Website and app data records
--------
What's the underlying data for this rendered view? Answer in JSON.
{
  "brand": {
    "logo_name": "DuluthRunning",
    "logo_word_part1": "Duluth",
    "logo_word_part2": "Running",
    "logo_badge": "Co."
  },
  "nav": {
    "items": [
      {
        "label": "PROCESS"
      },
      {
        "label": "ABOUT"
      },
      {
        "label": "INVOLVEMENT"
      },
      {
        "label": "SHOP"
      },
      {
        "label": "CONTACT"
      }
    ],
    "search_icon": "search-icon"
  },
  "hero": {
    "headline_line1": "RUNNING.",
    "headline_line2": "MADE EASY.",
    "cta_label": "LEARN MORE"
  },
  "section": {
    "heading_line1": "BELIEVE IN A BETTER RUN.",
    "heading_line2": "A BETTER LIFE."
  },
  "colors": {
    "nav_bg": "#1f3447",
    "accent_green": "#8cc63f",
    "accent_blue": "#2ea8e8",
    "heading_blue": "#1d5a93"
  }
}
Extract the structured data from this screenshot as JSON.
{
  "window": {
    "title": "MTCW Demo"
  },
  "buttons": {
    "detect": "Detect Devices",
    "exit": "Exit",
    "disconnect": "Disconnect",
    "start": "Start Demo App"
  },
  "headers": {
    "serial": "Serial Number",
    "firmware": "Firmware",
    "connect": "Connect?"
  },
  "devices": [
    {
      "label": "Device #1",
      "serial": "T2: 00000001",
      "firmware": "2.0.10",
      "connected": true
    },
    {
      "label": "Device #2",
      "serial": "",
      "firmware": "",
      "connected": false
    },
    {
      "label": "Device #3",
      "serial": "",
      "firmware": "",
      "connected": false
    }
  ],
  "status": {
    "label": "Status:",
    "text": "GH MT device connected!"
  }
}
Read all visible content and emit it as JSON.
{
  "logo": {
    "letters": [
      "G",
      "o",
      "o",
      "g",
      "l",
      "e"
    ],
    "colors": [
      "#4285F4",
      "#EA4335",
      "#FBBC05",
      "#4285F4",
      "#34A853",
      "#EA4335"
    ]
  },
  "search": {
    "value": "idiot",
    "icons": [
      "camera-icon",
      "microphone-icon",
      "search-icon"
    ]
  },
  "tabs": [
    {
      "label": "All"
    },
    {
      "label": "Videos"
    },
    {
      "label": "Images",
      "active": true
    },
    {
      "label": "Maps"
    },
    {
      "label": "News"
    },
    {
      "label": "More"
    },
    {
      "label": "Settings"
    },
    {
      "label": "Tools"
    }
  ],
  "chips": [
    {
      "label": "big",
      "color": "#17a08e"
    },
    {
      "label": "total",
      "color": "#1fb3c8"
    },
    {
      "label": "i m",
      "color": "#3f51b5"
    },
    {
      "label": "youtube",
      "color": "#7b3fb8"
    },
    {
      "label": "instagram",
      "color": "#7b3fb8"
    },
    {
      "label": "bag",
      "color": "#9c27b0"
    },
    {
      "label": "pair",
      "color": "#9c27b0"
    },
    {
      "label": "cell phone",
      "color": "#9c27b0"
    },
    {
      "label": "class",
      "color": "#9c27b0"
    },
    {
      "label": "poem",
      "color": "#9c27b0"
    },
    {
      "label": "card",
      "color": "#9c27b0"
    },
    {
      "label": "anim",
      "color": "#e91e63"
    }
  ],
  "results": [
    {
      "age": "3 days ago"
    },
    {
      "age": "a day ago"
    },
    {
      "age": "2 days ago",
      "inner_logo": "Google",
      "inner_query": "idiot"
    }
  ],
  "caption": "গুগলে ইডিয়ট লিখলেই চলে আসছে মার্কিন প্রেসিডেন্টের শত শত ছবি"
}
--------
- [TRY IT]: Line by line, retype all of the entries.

- [PROBLEM SOLUTION]:
What's the underlying data for this rendered view? Answer in JSON.
{
  "brand": {
    "logo_name": "DuluthRunning",
    "logo_word_part1": "Duluth",
    "logo_word_part2": "Running",
    "logo_badge": "Co."
  },
  "nav": {
    "items": [
      {
        "label": "PROCESS"
      },
      {
        "label": "ABOUT"
      },
      {
        "label": "INVOLVEMENT"
      },
      {
        "label": "SHOP"
      },
      {
        "label": "CONTACT"
      }
    ],
    "search_icon": "search-icon"
  },
  "hero": {
    "headline_line1": "RUNNING.",
    "headline_line2": "MADE EASY.",
    "cta_label": "LEARN MORE"
  },
  "section": {
    "heading_line1": "BELIEVE IN A BETTER RUN.",
    "heading_line2": "A BETTER LIFE."
  },
  "colors": {
    "nav_bg": "#1f3447",
    "accent_green": "#8cc63f",
    "accent_blue": "#2ea8e8",
    "heading_blue": "#1d5a93"
  }
}
Extract the structured data from this screenshot as JSON.
{
  "window": {
    "title": "MTCW Demo"
  },
  "buttons": {
    "detect": "Detect Devices",
    "exit": "Exit",
    "disconnect": "Disconnect",
    "start": "Start Demo App"
  },
  "headers": {
    "serial": "Serial Number",
    "firmware": "Firmware",
    "connect": "Connect?"
  },
  "devices": [
    {
      "label": "Device #1",
      "serial": "T2: 00000001",
      "firmware": "2.0.10",
      "connected": true
    },
    {
      "label": "Device #2",
      "serial": "",
      "firmware": "",
      "connected": false
    },
    {
      "label": "Device #3",
      "serial": "",
      "firmware": "",
      "connected": false
    }
  ],
  "status": {
    "label": "Status:",
    "text": "GH MT device connected!"
  }
}
Read all visible content and emit it as JSON.
{
  "logo": {
    "letters": [
      "G",
      "o",
      "o",
      "g",
      "l",
      "e"
    ],
    "colors": [
      "#4285F4",
      "#EA4335",
      "#FBBC05",
      "#4285F4",
      "#34A853",
      "#EA4335"
    ]
  },
  "search": {
    "value": "idiot",
    "icons": [
      "camera-icon",
      "microphone-icon",
      "search-icon"
    ]
  },
  "tabs": [
    {
      "label": "All"
    },
    {
      "label": "Videos"
    },
    {
      "label": "Images",
      "active": true
    },
    {
      "label": "Maps"
    },
    {
      "label": "News"
    },
    {
      "label": "More"
    },
    {
      "label": "Settings"
    },
    {
      "label": "Tools"
    }
  ],
  "chips": [
    {
      "label": "big",
      "color": "#17a08e"
    },
    {
      "label": "total",
      "color": "#1fb3c8"
    },
    {
      "label": "i m",
      "color": "#3f51b5"
    },
    {
      "label": "youtube",
      "color": "#7b3fb8"
    },
    {
      "label": "instagram",
      "color": "#7b3fb8"
    },
    {
      "label": "bag",
      "color": "#9c27b0"
    },
    {
      "label": "pair",
      "color": "#9c27b0"
    },
    {
      "label": "cell phone",
      "color": "#9c27b0"
    },
    {
      "label": "class",
      "color": "#9c27b0"
    },
    {
      "label": "poem",
      "color": "#9c27b0"
    },
    {
      "label": "card",
      "color": "#9c27b0"
    },
    {
      "label": "anim",
      "color": "#e91e63"
    }
  ],
  "results": [
    {
      "age": "3 days ago"
    },
    {
      "age": "a day ago"
    },
    {
      "age": "2 days ago",
      "inner_logo": "Google",
      "inner_query": "idiot"
    }
  ],
  "caption": "গুগলে ইডিয়ট লিখলেই চলে আসছে মার্কিন প্রেসিডেন্টের শত শত ছবি"
}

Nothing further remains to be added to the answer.